With a quarter century of work in environmental graphic design, it’s safe to say the Tribeca based team of Richard Poulin and Douglas Morris has had a marked impact on the architectural landscape of New York – with projects that include the integrated signage at the Time Warner Center on Columbus Circle as well as at John Burgee and Phillip Johnson’s ‘Lipstick’ building.
Poulin is also a scholar and historian, who’s penned a book entitled The Language Of Graphic Design, and another entitled Typography Referenced: A Comprehensive Visual Guide to the Language, History, and Practice of Typography.
Poulin’s third and latest book Graphic Design and Architecture, A 20th Century History: A Guide to Type, Image, Symbol, and Visual Storytelling in the Modern World was recommended by a friend recently. I’ve had a chance to read it – it’s a fantastic book every design aficionado should have in their library. I’ve also had a chance to meet with the author…..
Time Warner Center
I posed the simple question ‘Why was it important for you to write this book, at this point in your career?’ Here’s what he shared with me;
“I have always been interested in the multidisciplinary aspects of the design world. I never wanted to limit myself in doing one type of work, or for that matter working for one type of client.
When I started my career over 30 years ago, I was presented with some great opportunities to work on three-dimensional projects within the architectural, interior, and exhibition design worlds. This was the initial catalyst for my interest in the historical development of these disciplines.
Since environmental graphic design has only recently been recognized as a key discipline within the design professions, little if any documentation of importance, substance, or critical evaluation exists that deals with the history of graphic design and architecture. The built environment that we experience in our everyday lives continually relies upon graphic design to communicate information and identity, shape our overall perception and memory of a sense of place, and ultimately enliven, enrich, and humanize our lives.
This book is the first historical overview of twentieth-century graphic design in the built environment. It provides an invaluable and comprehensive reference of visual and narrative material that illustrates and evaluates this unique and important history.
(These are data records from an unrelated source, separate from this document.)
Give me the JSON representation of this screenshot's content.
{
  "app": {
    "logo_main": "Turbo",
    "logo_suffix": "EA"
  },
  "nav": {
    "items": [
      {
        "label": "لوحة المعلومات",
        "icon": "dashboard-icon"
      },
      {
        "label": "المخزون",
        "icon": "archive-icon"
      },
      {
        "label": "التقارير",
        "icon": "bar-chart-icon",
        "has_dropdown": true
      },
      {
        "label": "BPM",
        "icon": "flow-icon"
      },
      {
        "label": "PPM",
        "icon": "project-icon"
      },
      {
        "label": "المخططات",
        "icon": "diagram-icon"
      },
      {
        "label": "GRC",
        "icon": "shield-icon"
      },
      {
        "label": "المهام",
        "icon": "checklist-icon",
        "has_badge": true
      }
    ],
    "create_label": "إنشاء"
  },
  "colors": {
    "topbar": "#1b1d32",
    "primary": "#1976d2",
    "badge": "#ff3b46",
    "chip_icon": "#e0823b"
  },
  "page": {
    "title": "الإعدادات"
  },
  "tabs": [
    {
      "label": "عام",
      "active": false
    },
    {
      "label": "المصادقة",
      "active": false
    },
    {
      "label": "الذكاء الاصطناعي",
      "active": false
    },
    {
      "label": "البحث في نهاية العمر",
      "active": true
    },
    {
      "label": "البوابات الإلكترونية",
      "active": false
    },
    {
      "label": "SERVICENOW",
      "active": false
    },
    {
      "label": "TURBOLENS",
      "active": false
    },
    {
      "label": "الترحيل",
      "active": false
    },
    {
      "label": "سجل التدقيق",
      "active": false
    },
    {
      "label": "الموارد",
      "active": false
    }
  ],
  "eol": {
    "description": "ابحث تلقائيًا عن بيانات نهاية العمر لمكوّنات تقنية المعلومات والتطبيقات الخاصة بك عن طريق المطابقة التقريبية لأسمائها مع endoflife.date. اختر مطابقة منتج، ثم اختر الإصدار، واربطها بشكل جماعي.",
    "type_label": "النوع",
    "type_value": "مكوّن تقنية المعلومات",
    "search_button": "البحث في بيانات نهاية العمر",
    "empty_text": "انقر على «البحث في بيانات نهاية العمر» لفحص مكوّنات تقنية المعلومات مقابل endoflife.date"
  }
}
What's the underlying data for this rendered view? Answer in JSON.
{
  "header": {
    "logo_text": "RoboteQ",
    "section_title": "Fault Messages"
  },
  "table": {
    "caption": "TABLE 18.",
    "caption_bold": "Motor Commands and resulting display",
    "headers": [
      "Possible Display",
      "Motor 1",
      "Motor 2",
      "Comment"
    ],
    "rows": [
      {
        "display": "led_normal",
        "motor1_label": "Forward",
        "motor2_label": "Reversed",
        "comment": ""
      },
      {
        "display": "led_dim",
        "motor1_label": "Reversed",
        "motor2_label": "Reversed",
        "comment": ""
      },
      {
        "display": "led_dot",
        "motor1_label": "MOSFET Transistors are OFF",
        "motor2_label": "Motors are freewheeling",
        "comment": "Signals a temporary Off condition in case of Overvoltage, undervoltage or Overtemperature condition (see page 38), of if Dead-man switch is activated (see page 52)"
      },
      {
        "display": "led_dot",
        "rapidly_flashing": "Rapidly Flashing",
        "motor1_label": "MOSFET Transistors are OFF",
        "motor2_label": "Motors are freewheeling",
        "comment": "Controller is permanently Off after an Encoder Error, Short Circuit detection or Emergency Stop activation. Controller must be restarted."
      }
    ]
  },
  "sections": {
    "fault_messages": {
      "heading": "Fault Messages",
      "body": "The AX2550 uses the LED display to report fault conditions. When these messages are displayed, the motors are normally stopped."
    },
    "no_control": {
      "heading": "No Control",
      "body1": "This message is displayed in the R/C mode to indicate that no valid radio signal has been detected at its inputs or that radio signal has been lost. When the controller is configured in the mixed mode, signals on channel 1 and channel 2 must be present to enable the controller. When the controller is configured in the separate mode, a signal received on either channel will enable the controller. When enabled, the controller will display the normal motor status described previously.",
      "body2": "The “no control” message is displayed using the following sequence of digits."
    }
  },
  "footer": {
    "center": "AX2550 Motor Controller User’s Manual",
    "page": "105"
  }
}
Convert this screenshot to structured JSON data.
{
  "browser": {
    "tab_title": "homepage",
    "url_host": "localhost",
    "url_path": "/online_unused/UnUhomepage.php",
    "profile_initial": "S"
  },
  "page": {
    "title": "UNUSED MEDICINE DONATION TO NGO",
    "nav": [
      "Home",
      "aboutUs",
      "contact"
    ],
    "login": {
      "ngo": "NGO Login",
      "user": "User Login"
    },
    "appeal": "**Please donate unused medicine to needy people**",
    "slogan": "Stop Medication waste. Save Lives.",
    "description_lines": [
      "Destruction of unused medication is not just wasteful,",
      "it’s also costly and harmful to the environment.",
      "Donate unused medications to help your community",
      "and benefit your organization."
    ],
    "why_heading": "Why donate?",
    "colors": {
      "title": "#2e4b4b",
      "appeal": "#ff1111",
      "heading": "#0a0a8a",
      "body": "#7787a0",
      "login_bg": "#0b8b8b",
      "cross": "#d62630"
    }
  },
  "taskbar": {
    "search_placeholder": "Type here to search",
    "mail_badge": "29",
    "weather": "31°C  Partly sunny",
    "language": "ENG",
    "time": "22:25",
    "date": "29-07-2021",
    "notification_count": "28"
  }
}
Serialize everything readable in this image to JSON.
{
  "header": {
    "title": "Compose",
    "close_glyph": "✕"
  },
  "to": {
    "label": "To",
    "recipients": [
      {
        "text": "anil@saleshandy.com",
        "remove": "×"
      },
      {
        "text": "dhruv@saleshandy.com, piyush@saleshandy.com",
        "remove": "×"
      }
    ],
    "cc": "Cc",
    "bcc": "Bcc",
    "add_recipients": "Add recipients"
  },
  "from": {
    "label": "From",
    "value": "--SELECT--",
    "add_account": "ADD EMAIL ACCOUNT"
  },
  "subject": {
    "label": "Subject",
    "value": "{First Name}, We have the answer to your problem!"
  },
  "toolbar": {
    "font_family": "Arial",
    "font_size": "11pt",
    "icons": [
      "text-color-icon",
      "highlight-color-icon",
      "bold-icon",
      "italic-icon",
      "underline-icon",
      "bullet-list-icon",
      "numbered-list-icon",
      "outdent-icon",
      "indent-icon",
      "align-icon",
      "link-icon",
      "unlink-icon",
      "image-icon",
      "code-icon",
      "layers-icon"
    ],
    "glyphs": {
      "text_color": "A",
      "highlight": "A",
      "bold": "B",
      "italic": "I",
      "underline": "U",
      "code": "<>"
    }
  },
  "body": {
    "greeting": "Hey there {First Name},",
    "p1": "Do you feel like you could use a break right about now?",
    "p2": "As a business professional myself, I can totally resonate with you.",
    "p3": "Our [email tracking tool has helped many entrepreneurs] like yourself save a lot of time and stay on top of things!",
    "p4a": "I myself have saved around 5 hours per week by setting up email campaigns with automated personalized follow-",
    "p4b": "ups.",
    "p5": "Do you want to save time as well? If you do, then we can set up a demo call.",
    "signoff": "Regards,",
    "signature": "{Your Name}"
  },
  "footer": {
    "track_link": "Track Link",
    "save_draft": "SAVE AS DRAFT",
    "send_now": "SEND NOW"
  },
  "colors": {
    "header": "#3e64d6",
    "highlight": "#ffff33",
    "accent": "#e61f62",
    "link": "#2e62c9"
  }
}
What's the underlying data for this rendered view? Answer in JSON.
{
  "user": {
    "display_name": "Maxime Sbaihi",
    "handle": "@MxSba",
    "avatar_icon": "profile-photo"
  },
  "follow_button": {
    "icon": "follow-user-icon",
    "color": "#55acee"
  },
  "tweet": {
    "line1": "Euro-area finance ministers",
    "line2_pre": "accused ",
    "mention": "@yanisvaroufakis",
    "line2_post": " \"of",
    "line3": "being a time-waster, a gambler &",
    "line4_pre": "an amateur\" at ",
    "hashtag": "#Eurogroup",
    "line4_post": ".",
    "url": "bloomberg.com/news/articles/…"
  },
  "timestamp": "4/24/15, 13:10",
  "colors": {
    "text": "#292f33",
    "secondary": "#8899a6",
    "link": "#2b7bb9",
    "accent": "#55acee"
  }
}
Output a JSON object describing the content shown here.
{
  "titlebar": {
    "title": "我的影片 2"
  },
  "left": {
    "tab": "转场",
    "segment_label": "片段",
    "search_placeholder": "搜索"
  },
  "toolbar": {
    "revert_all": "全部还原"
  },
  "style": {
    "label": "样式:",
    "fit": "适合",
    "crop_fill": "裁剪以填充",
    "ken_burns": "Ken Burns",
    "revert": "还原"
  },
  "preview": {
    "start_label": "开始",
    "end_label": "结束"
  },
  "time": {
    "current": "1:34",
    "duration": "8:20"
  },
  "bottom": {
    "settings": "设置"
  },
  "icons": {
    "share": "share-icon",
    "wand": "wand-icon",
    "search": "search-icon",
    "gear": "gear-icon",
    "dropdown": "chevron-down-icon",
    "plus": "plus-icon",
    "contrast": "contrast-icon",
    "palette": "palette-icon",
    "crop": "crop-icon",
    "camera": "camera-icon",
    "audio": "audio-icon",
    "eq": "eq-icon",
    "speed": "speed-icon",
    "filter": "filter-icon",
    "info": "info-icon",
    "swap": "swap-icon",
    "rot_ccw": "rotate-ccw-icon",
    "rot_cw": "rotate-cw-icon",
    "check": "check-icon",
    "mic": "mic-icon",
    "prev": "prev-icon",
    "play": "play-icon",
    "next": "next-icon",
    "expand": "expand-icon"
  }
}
It examines the relationship between typography, image, symbol, and visual storytelling by exploring principal themes, major technical developments, important manufacturers, and pioneering designers over the last one hundred years.
Unlike many publications that focus primarily on isolated projects, this book places the unique marriage of graphic design and architecture in the context of artistic, social, and cultural movements and influences of the twentieth century. I hope readers will derive inspiration and insight from this history when looking toward the future.”
After an introductory chapter that establishes the pre-20th century influences of typography, image and symbols – including cave paintings, cuneiform, hieroglyphics, ionic alphabet characters, and stained glass, Poulin begins his exploration of environmental graphic design with the invention of the incandescent bulb as seen in Hector Guimard‘s Paris Metro entrances, through the introduction of the Broadway Marquis.
The book goes on the examine such iconic examples of environmental graphics as the Horn & Hardart Automat signage, the Art Deco facades in Miami Beach, and Lee Oscar Lawrie‘s architectural sculpture ‘Wisdom’ on the facade of the GE building at Rockefeller Plaza.
‘Wisdom’ at Rockefeller Plaza
He moves us through the 20th century with examinations of the War years, with highlights of the WPA, the spectacle of the Las Vegas strip, Paul Rand‘s famed ‘Westinghouse’ sign in Pittsburg, and post modernism’s Georges Pompidou Center in Paris.
The book closes with a chapter that examines the first years of the 21st century, with a look at everything from ‘The Towers of Light‘ commemorative art installation at ground zero through to Poulin + Morris‘s own work for The New York Public LIbrary for the Performing Arts building at Lincoln Center.
The Towers Of Light
The New York Public Library for the Performing Arts
In closing I’d suggest that if you’ve got an interest in graphic design in the built environment, you’ll be fascinated by the historical insight someone with a lifetime of experience in this discipline, such as Richard Poulin, provides in his volume. Here’s the link for a look inside the book for your consideration.
Written by CJ Dellatore